Prior to high school graduation, you could prepare for a job as a molder by applying for foundry work in the summer or on a part-time basis. You could use that opportunity to ask molders questions about their jobs and to become well acquainted with their responsibilities. Another opportunity for exploring the occupation involves contacting a trade organization, such as the American Foundry Society. This particular group is a technical association whose members are experienced foundry workers, patternmakers, technologists, and educators. Training courses are sponsored through the Cast Metals Institute and include a variety of subjects concerning the castings industry. College students might consider reading the group's monthly publication, Modern Casting (, which presents issues on current technology, a calendar of industry events, and other related news.

The Job

Castings are molded substances that form the basic parts of all kinds of metal products, from heavy machinery to automobile engines to household appliances. More than a dozen types of metal molding and casting processes exist. The traditional, and still most common method of producing cast-to-shape pieces, is sand casting. Technological advancements in recent years, however, have made alternative casting methods such as evaporative, investment, and no-bake casting increasingly attractive because of their cost-effectiveness.

Sand molders, as they are also called, work in foundries that produce castings from iron, steel, and nonferrous metals (i.e., alloys that contain no appreciable amounts of iron). Traditional, manual sand casting begins with the preparation of a mold, which the worker creates from specially treated sand. In the green sand molding method, the molder packs and rams a mixture of sand, clay, and chemicals around a pattern (a model of the object to be duplicated) in a molding box called a flask. Flasks are usually made in two parts, which are separated to allow removal of the pattern without damaging the mold cavity.

A mold is created by following a series of specific steps. After positioning the drag (lower) half of the pattern and flask, the molder sprays it with a parting agent and places reinforcing wire in the flask. Sand is sifted over the pattern and pressed into its contours. Then the molder shovels sand into the flask and packs it in place with hand ramming tools or a pneumatic hammer. With this completed, the molder positions the cope (top) half of the pattern and flask on the drag half and repeats the procedure.

The process of making a casting continues with the separation of the drag and cope and the removal of the pattern. The molder then cuts a hole in the mold through which the liquid metal will be poured. Next, the molder positions a core in the cavity left by the pattern (to produce a hollow casting), reassembles the flask, and pours molten metal into the mold. When the metal cools and solidifies, the casting is removed and the mold is cleaned. Many of the final steps that involve cleaning and assembling molds are often performed by workers known as mold closers or finish molders.

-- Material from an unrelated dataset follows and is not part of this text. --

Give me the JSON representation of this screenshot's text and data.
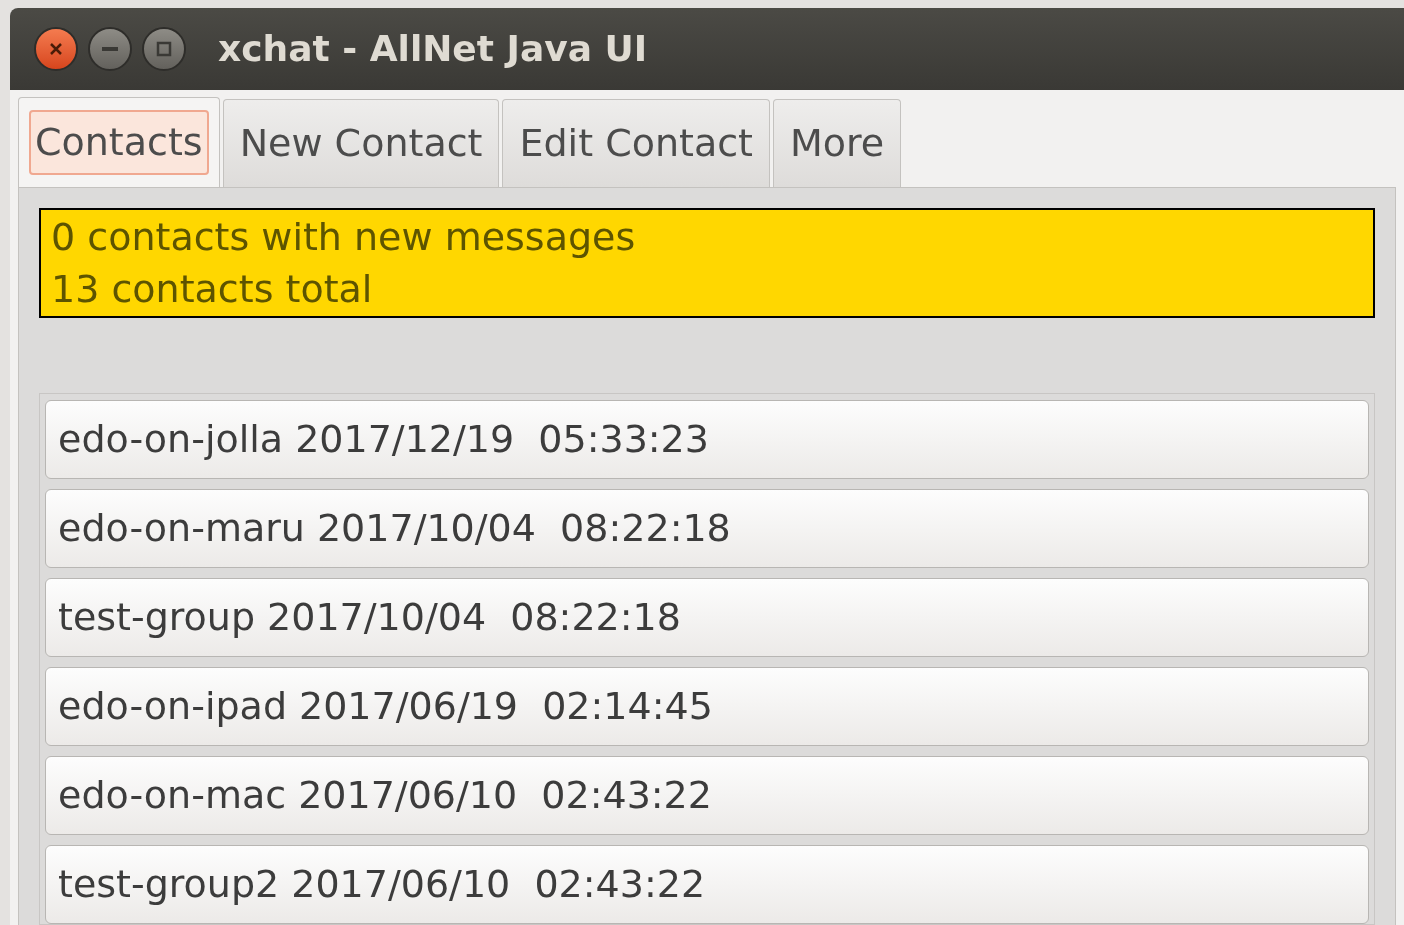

Although a few foundries still construct molds using the traditional manual methods, most molds today are made by machines that pack and ram the sand mechanically. Machines make it possible to turn out large quantities of identical sand molds quickly, simply, and more cost efficiently. Workers who operate these machines are called machine molders or machine line molders, and it is their job to set up the machine, to control the pressure applied to the sand by working the pedals and levers, and to cut pouring spouts in the mold. In addition to this, machine molders assemble the flask and pattern on the machine table and fill the flask with the prepared sand mixture. The workers who operate the machines that pack the sand into the flask are called sand-slinger operators.

In the foundries that still use manual methods, hand molders compact the sand around the pattern with hand tools such as trowels and hand rammers and with power tools such as pneumatic rammers and squeeze plates. Molds for small castings, such as jewelry, are usually made on a workbench by bench molders, while those for large, bulky castings are made on the foundry floor by floor molders. Some molders are skilled in making many different kinds of molds; other molders specialize in only a few types.